“First of month, Bambina,” he shouted, wiping his mitts with Gunk hand cleaner. “We go to caffe. Sacripantina…I buy…”
“I’m thinking Zabaglione or Zuppa Inglese with a little Marsala. We’re good, ciao…” With that, she rolled out and we were fast into traffic, cutting off an irate cabbie, swinging around an idling MUNI bus, turning out onto Polk Street, headed for her favorite Greekateria across Broadway. “A steal, really. It’d cost me five times as much at any other garage—for storing a German car, yet. I just kept stopping by, pencil sketching Mario behind the wheel of his favorite vintage Bugattis in full racing drag. He can’t get enough, frames them at home. Let’s get us some real eats.”
“What about this 9-grain here?” Never one for seat belts and harnesses, I held tight to the armrest with one hand, clutching my shaving kit and the paper plate I’d stuffed into it with the other.

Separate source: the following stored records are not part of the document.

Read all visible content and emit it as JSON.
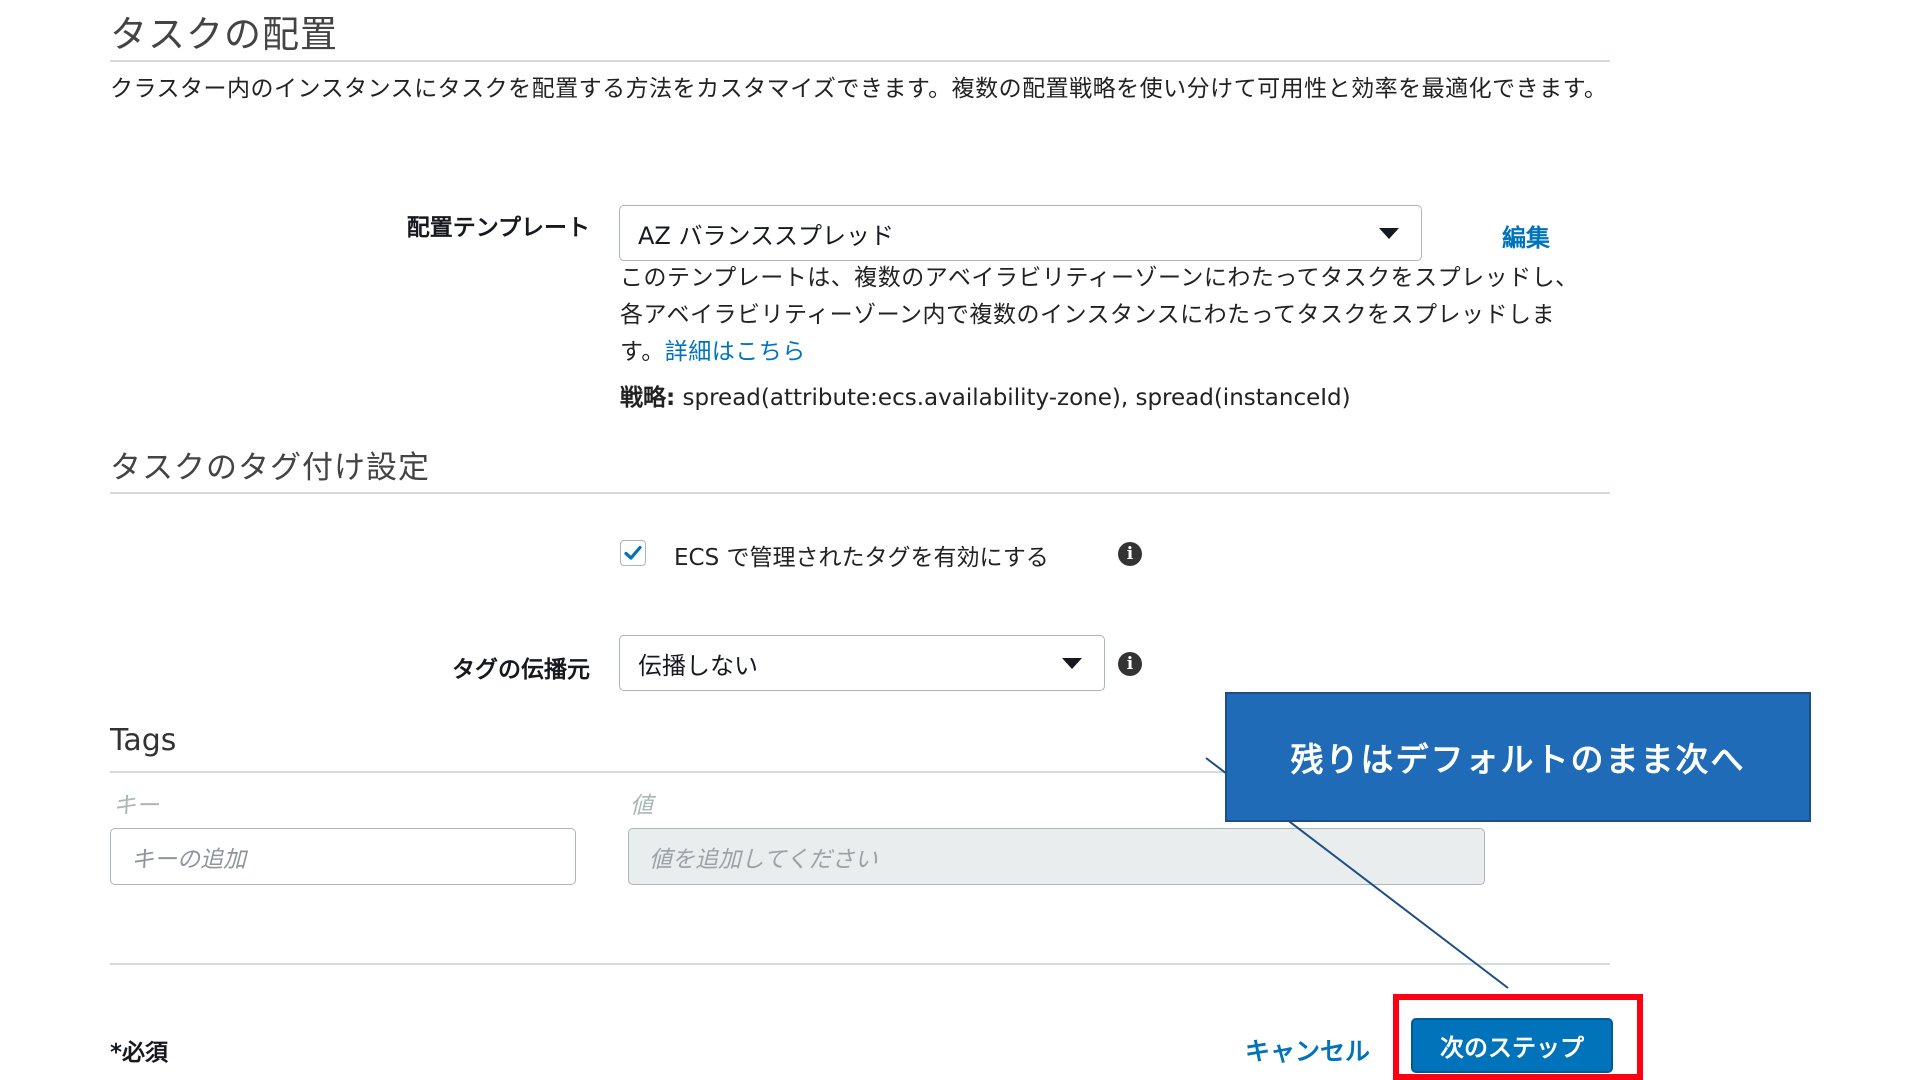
{
  "placement": {
    "title": "タスクの配置",
    "description": "クラスター内のインスタンスにタスクを配置する方法をカスタマイズできます。複数の配置戦略を使い分けて可用性と効率を最適化できます。",
    "template_label": "配置テンプレート",
    "template_value": "AZ バランススプレッド",
    "edit_link": "編集",
    "help_text": "このテンプレートは、複数のアベイラビリティーゾーンにわたってタスクをスプレッドし、各アベイラビリティーゾーン内で複数のインスタンスにわたってタスクをスプレッドします。",
    "learn_more_link": "詳細はこちら",
    "strategy_label": "戦略:",
    "strategy_value": " spread(attribute:ecs.availability-zone), spread(instanceId)"
  },
  "tagging": {
    "title": "タスクのタグ付け設定",
    "ecs_managed_tags_label": "ECS で管理されたタグを有効にする",
    "ecs_managed_tags_checked": true,
    "propagate_label": "タグの伝播元",
    "propagate_value": "伝播しない"
  },
  "tags": {
    "title": "Tags",
    "key_header": "キー",
    "value_header": "値",
    "key_placeholder": "キーの追加",
    "value_placeholder": "値を追加してください"
  },
  "footer": {
    "required_note": "*必須",
    "cancel_label": "キャンセル",
    "next_label": "次のステップ"
  },
  "annotation": {
    "callout_text": "残りはデフォルトのまま次へ",
    "callout_color": "#1f6bb7",
    "highlight_color": "#ff0013"
  },
  "icons": {
    "info": "info-icon",
    "caret": "chevron-down-icon",
    "check": "check-icon"
  },
  "colors": {
    "link": "#0073bb",
    "primary_button": "#0073bb"
  }
}
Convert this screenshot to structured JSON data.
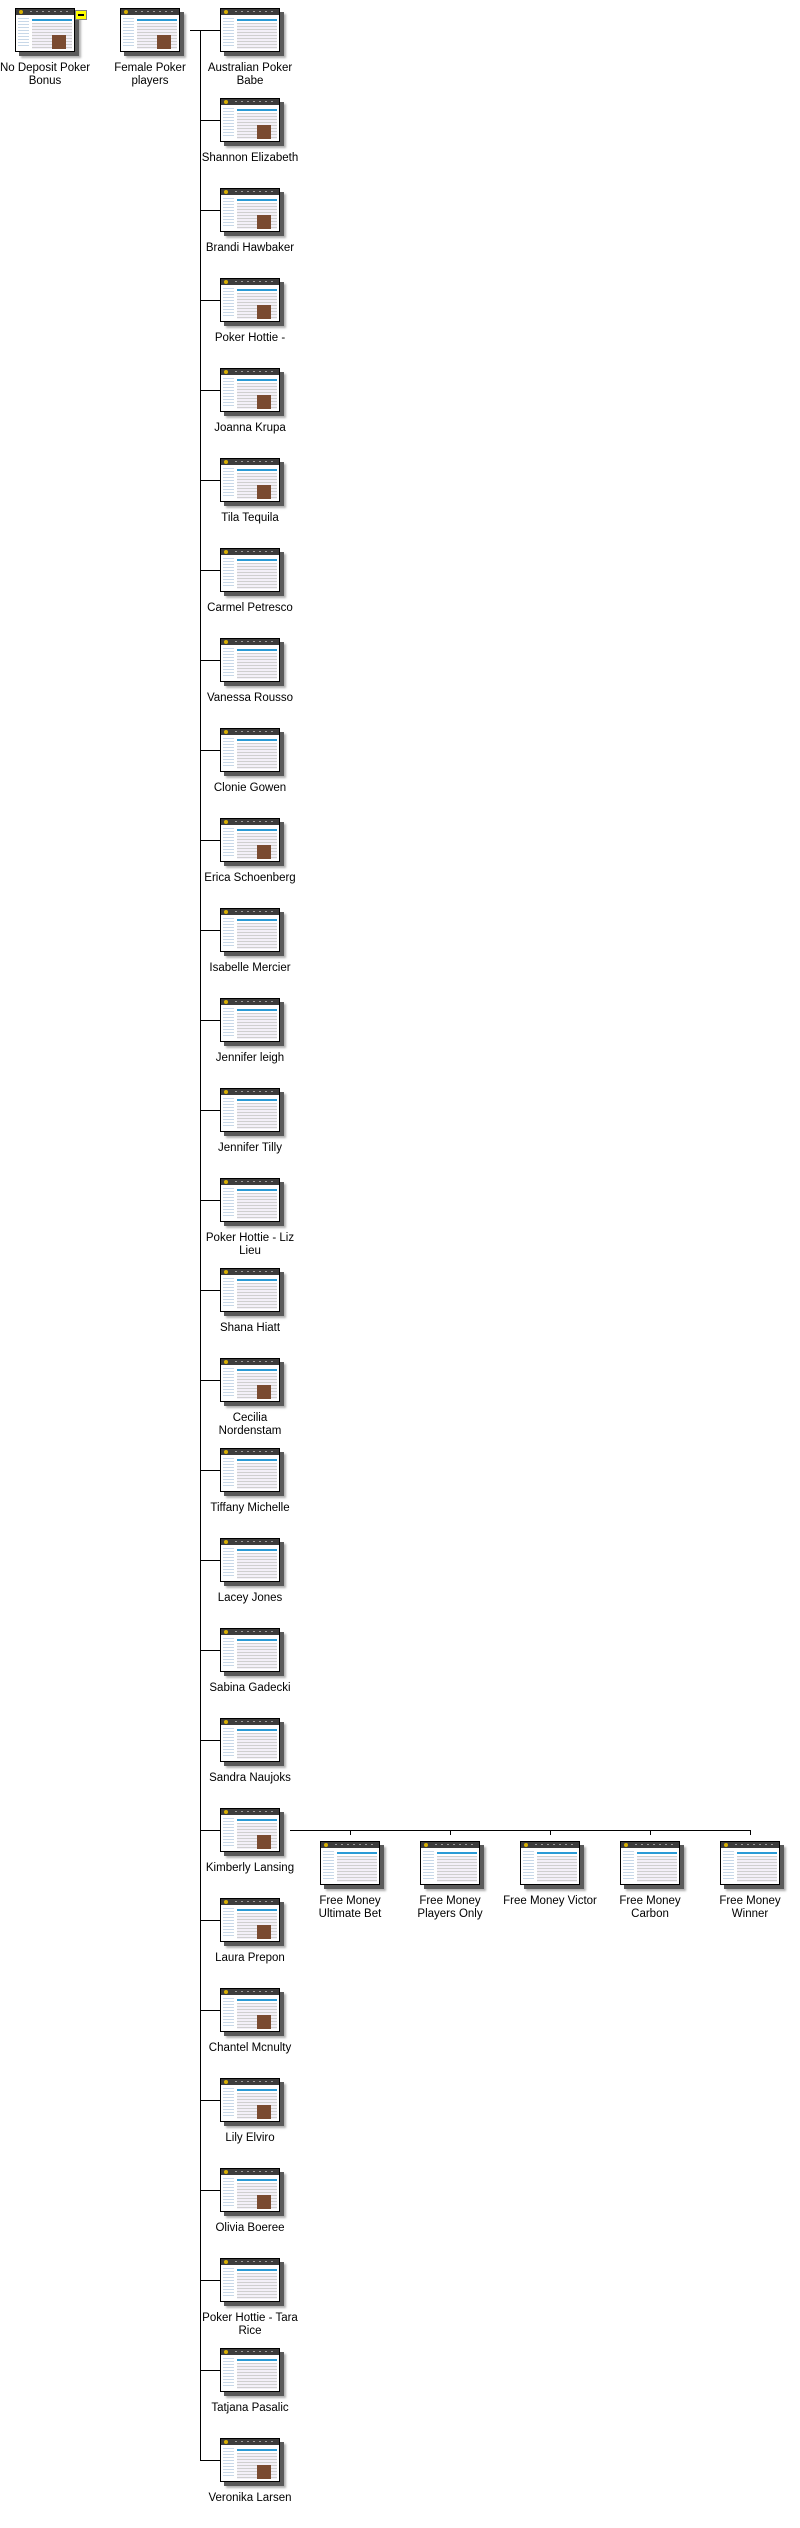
{
  "root": {
    "label": "No Deposit Poker Bonus",
    "toggle": "collapse"
  },
  "parent": {
    "label": "Female Poker players"
  },
  "children": [
    {
      "label": "Australian Poker Babe",
      "pic": false
    },
    {
      "label": "Shannon Elizabeth",
      "pic": true
    },
    {
      "label": "Brandi Hawbaker",
      "pic": true
    },
    {
      "label": "Poker Hottie -",
      "pic": true
    },
    {
      "label": "Joanna Krupa",
      "pic": true
    },
    {
      "label": "Tila Tequila",
      "pic": true
    },
    {
      "label": "Carmel Petresco",
      "pic": false
    },
    {
      "label": "Vanessa Rousso",
      "pic": false
    },
    {
      "label": "Clonie Gowen",
      "pic": false
    },
    {
      "label": "Erica Schoenberg",
      "pic": true
    },
    {
      "label": "Isabelle Mercier",
      "pic": false
    },
    {
      "label": "Jennifer leigh",
      "pic": false
    },
    {
      "label": "Jennifer Tilly",
      "pic": false
    },
    {
      "label": "Poker Hottie - Liz Lieu",
      "pic": false
    },
    {
      "label": "Shana Hiatt",
      "pic": false
    },
    {
      "label": "Cecilia Nordenstam",
      "pic": true
    },
    {
      "label": "Tiffany Michelle",
      "pic": false
    },
    {
      "label": "Lacey Jones",
      "pic": false
    },
    {
      "label": "Sabina Gadecki",
      "pic": false
    },
    {
      "label": "Sandra Naujoks",
      "pic": false
    },
    {
      "label": "Kimberly Lansing",
      "pic": true
    },
    {
      "label": "Laura Prepon",
      "pic": true
    },
    {
      "label": "Chantel Mcnulty",
      "pic": true
    },
    {
      "label": "Lily Elviro",
      "pic": true
    },
    {
      "label": "Olivia Boeree",
      "pic": true
    },
    {
      "label": "Poker Hottie - Tara Rice",
      "pic": false
    },
    {
      "label": "Tatjana Pasalic",
      "pic": false
    },
    {
      "label": "Veronika Larsen",
      "pic": true
    }
  ],
  "expanded_child_index": 20,
  "grandchildren": [
    {
      "label": "Free Money Ultimate Bet"
    },
    {
      "label": "Free Money Players Only"
    },
    {
      "label": "Free Money Victor"
    },
    {
      "label": "Free Money Carbon"
    },
    {
      "label": "Free Money Winner"
    }
  ]
}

“Save it for the pigeons. We’re doin’ gyros or something…I’m famished.”
A parking spot, right out front Urnie’s, midway along a solid block of liquor/groceries, coffee bars and curio shops. Unbelievable, she said, stepping up to take a number for a couple of pita sandwiches, extra hummus, sprouts. I ducked into the shop’s john for a quick brush and flush; she met me at the front door with a dripping bag of Grecian delights.
“Coulda just settled for a Big Mac or…” I juggled the pitas along with my Dopp kit as we drove off for who knew where.
“Not around here you won’t,” she said, buzzing through a yellow light, turning left toward the Broadway tunnel. “There’s barely one McDonalds in the whole city, if that. Closest thing are the Doggy Diners out on the avenues. People actually march in protest every time some fast-food chain tries to buy their way into town. I’m talking militant, hanging Ronald the clown in effigy. Hold tight, flash, we’ve got to get cookin’ while they’re still warm.”
Syd downshifted through the long, dark tunnel to Chinatown’s edge, then left-turned illegally into the tight-knit clamor of North Beach. Broadway’s skin dives were a blinking red blur, we sped through Columbus Avenue espresso, garlic and antipasti vapors like a contraband cigarette boat out of Biscayne Bay. This could all wait, she insisted, cutting between a flower power Corolla and Westfailure Microbus as we passed a bandana of a crowded park whose sign read, ‘Washington Square’. Punching up Journey’s ‘Wheel In The Sky’ on her FM radio, she pointed out the angelic white twin steeples of St. Marilyn and Joltin’ Joe—yet another of those blessed grandiose Catholic churches.
“Kinda pushin’ it a bit, don’t you think? I mean, with your license situation…”
“Not to worry, flash. You’d have to commit hit-and-run murder for the cops to pull you over for a mover in this town. Anyway, we’ll do some sightseeing stuff later. We’ve got real places to go first,” she hugged the middle lane, reviewing her frizzing hair in the rearview mirror, then motioned left toward Graffeo coffee roastery. “Their dark roast will curl your fingernails.”
“Later? When later?” I tightened the grip on the warm Urnie’s bag between my legs, nervously nibbling at the smashed 9-grain slices in my shaving kit. KSFR cross-faded to Heart’s ‘Barracuda’, while I was still trying to remember where that Lady Thornia astrology place was situated around here when I blew through over last Thanksgiving break. “I’ve got to phone Moon, get my trip back to Boulder squared away.”
“C’mon, how could you not want to see more of this beautiful place? Besides, I thought you just tried,” she smirked, hooking a left turn off Columbus just short of Fisherman’s Wharf, making for a Chestnut Street climb up the lee side of Russian Hill. “If it hadn’ta been so short, I’d bill you for the long-distance call. Tell me, what was that all about?”
Care for more?
Chapter 19. Attitudes trump latitude.
A difference in outlook leads to
some brasher, blurrier visions…